In this post, I link to and excerpt from Benfotiamine and Cognitive Decline in Alzheimer’s Disease: Results of a Randomized Placebo-Controlled Phase IIa Clinical Trial [PubMed Abstract] [Full-Text HTML] [Full-Text PDF]. J Alzheimers Dis. 2020;78(3):989-1010. doi: 10.3233/JAD-200896.
All that follows is from the above resource.
Background: In preclinical models, benfotiamine efficiently ameliorates the clinical and biological pathologies that define Alzheimer’s disease (AD) including impaired cognition, amyloid-β plaques, neurofibrillary tangles, diminished glucose metabolism, oxidative stress, increased advanced glycation end products (AGE), and inflammation.
Objective: To collect preliminary data on feasibility, safety, and efficacy in individuals with amnestic mild cognitive impairment (aMCI) or mild dementia due to AD in a placebo-controlled trial of benfotiamine.

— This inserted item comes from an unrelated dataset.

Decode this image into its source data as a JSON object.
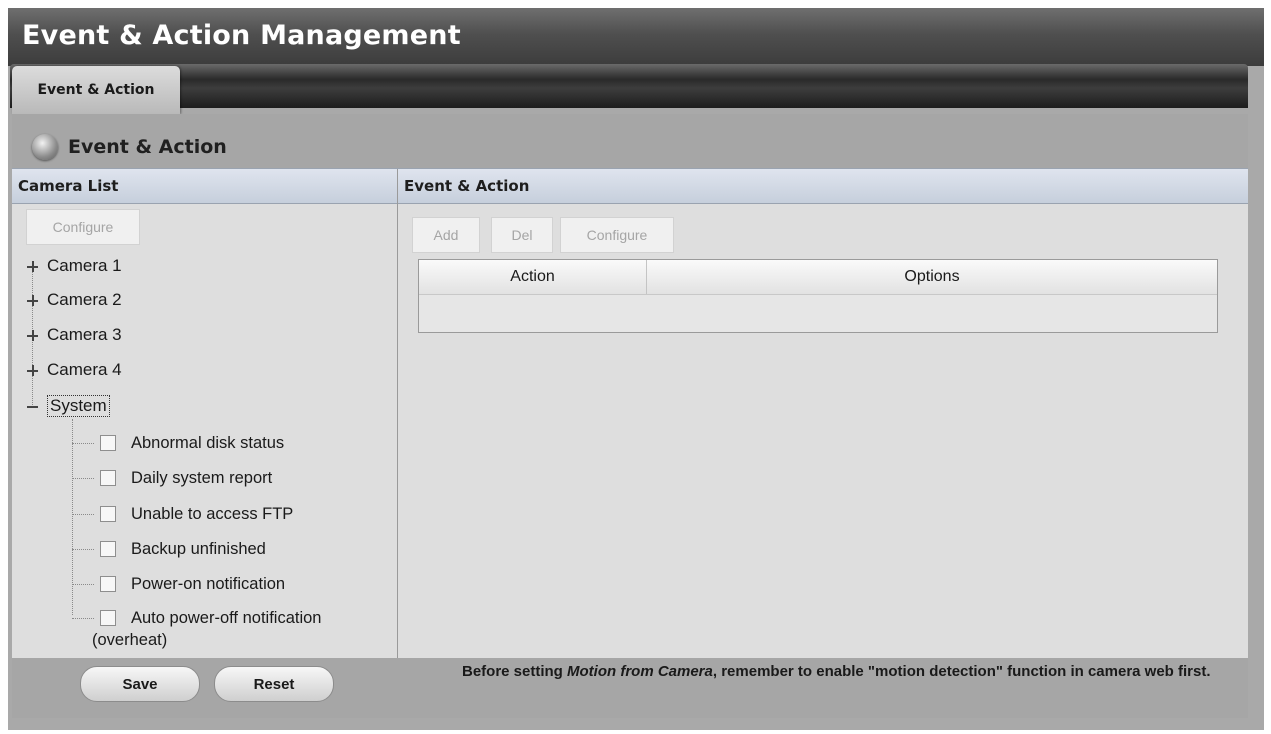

Methods: A twelve-month treatment with benfotiamine tested whether clinical decline would be delayed in the benfotiamine group compared to the placebo group. The primary clinical outcome was the Alzheimer’s Disease Assessment Scale-Cognitive Subscale (ADAS-Cog). Secondary outcomes were the clinical dementia rating (CDR) score and fluorodeoxyglucose (FDG) uptake, measured with brain positron emission tomography (PET). Blood AGE were examined as an exploratory outcome.
Results: Participants were treated with benfotiamine (34) or placebo (36). Benfotiamine treatment was safe. The increase in ADAS-Cog was 43% lower in the benfotiamine group than in the placebo group, indicating less cognitive decline, and this effect was nearly statistically significant (p = 0.125). Worsening in CDR was 77% lower (p = 0.034) in the benfotiamine group compared to the placebo group, and this effect was stronger in the APOEɛ4 non-carriers. Benfotiamine significantly reduced increases in AGE (p = 0.044), and this effect was stronger in the APOEɛ4 non-carriers. Exploratory analysis derivation of an FDG PET pattern score showed a treatment effect at one year (p = 0.002).
Conclusion: Oral benfotiamine is safe and potentially efficacious in improving cognitive outcomes among persons with MCI and mild AD.
Keywords: Advanced glycation endproducts; Alzheimer’s disease; benfotiamine; glucose;